We have not inherited the land from our forefathers, we have only borrowed it from our children.
Scouts and leaders can minimize the impact of backcountry camping by learning skills and making decisions based on an outdoor ethics program to conserve the environment.
The BSA has joined three federal land management agencies — the National Park Service, the Forest Service and the Bureau of Land Management — along with the National Outdoor Leadership School, to provide educational materials in Leave No Trace camping. The unit-based training promotes land stewardship, minimum-impact skills and wilderness ethics.
The Leave No Trace program training focuses on seven principles:
- Plan Ahead and Prepare — knowing campground regulations and areas preserved for wildlife
- Camp and Travel on Durable Surfaces — using existing trails and campsites to minimize the effect on vegetation
- Pack It In, Pack It Out — encouraging Scouts to take their trash home with them
- Leave What You Find — such as rocks, plants, animals, archaeological artifacts and other objects so that others who visit the site can enjoy them
- Minimize Campfires — to protect the naturalness of the area and reduce the overuse of firewood
- Respect Wildlife — by observing animals from afar, avoiding quick movements, and storing food securely

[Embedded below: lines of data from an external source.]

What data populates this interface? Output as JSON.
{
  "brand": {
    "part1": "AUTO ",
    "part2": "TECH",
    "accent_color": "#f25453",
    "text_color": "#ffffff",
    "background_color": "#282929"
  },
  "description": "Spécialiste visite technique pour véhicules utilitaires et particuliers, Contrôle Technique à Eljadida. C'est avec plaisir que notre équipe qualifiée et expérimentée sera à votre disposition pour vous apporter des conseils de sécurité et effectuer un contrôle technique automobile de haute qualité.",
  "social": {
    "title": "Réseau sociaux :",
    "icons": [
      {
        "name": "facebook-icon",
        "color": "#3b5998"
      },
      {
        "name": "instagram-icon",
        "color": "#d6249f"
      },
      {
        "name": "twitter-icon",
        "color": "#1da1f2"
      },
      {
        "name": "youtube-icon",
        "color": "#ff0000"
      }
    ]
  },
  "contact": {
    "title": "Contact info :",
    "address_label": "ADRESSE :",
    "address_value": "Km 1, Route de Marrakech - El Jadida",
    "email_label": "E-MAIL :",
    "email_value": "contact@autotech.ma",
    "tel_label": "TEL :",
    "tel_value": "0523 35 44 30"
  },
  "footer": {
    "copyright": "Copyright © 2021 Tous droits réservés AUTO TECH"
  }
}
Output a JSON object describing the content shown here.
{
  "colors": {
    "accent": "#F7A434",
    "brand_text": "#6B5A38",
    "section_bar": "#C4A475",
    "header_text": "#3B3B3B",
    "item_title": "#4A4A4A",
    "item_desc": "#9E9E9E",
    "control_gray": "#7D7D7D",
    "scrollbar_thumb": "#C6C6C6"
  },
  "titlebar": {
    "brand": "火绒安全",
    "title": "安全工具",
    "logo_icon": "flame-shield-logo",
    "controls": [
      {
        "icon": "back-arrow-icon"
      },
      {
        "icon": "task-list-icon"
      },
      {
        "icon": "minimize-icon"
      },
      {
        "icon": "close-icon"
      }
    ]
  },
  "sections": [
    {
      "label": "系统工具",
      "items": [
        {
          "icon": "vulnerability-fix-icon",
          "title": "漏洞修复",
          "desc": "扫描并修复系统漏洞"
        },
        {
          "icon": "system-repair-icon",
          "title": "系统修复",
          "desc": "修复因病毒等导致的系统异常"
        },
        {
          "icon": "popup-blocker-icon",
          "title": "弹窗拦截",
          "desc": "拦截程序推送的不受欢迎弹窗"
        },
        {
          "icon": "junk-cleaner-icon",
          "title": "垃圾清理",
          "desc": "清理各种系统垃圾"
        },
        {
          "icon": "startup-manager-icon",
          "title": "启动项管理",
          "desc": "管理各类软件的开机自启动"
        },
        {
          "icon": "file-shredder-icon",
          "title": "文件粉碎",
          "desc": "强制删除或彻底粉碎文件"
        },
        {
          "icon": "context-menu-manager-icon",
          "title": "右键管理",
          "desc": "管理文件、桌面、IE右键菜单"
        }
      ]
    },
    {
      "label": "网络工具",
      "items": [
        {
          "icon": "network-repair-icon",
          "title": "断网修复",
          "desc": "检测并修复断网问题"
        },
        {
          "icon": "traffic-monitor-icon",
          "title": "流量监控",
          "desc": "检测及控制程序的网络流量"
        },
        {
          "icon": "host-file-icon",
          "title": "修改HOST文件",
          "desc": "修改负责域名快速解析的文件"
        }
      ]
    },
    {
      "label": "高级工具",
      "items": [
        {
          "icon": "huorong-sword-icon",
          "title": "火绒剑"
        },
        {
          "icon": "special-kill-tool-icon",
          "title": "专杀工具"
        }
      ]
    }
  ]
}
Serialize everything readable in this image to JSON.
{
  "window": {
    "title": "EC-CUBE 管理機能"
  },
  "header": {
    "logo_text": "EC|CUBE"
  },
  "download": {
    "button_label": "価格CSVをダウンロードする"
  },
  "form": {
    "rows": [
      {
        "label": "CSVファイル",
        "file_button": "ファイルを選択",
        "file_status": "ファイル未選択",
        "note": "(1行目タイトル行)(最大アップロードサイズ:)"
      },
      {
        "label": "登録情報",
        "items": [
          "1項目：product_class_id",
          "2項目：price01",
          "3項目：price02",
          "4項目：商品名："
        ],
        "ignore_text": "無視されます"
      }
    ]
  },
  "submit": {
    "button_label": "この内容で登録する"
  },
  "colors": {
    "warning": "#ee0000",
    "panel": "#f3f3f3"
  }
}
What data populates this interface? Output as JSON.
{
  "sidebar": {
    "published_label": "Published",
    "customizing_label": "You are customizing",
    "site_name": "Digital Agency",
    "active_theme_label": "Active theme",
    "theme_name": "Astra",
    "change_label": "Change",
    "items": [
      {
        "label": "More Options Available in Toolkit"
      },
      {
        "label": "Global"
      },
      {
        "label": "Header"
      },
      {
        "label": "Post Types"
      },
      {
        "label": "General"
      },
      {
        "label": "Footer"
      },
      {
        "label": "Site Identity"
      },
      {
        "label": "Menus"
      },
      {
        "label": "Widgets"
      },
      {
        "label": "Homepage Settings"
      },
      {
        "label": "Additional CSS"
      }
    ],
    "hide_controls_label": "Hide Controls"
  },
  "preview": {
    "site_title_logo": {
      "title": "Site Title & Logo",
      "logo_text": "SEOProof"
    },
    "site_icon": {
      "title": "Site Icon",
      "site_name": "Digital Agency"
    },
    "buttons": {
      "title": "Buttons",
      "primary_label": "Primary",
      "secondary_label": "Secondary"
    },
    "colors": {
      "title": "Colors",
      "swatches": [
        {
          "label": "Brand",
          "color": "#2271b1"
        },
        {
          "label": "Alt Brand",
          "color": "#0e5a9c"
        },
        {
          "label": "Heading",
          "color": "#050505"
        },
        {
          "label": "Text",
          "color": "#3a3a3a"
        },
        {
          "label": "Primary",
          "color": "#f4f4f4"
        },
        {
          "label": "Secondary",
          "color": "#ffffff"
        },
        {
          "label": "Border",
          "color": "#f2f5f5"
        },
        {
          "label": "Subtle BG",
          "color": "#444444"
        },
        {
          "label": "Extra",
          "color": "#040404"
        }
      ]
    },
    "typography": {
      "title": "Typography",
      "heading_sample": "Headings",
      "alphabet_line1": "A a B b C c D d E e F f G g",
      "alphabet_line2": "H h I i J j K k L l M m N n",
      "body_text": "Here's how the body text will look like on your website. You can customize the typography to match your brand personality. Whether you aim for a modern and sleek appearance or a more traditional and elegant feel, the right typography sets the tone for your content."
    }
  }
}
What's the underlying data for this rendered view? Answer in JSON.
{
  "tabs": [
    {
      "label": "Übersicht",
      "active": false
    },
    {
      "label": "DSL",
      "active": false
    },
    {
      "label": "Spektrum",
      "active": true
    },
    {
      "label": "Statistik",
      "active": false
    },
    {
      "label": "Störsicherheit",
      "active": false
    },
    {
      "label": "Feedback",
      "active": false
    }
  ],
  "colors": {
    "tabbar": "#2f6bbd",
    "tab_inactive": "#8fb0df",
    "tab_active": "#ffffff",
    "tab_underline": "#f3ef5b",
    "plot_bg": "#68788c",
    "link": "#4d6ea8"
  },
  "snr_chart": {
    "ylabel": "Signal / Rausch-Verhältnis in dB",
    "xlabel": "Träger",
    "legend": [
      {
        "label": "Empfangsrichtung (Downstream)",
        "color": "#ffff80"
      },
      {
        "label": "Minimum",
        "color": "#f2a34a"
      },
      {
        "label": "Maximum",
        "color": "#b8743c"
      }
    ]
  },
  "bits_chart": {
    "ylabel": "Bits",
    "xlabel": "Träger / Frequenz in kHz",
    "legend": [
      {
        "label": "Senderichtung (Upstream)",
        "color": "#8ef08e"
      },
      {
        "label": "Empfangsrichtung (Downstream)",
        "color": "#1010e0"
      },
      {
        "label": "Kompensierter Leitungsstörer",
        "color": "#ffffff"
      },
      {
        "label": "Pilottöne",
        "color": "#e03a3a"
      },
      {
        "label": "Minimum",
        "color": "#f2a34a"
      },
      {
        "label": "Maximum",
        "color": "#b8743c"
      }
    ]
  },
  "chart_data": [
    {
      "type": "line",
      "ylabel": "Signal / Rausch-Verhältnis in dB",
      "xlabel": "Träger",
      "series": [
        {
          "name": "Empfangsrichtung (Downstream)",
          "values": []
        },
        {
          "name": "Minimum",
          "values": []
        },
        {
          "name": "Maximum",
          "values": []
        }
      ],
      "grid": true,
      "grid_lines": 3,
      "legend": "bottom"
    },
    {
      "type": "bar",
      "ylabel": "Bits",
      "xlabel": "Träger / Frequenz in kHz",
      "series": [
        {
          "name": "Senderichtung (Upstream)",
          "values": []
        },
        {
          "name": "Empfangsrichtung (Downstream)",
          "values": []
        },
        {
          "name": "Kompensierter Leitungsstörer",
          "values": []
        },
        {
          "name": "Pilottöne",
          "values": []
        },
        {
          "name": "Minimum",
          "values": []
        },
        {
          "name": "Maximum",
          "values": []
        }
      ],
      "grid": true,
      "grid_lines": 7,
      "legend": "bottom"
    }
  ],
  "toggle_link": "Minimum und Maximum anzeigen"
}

- Respect Others — by keeping noise down, selecting campsites away from other campers, respecting private property, and leaving gates as they were found
Leave No Trace education and training materials are availabe on the internet at the Leave No Trace web site. Publications may also be purchased from Leave No Trace, P.O. Box 997, Boulder, CO 80303, 800-332-4100.
Leave No Trace Awareness Award
Youth and adults who participate in unit-based Leave No Trace training are eligible for the BSA’s Leave No Trace Awareness Award.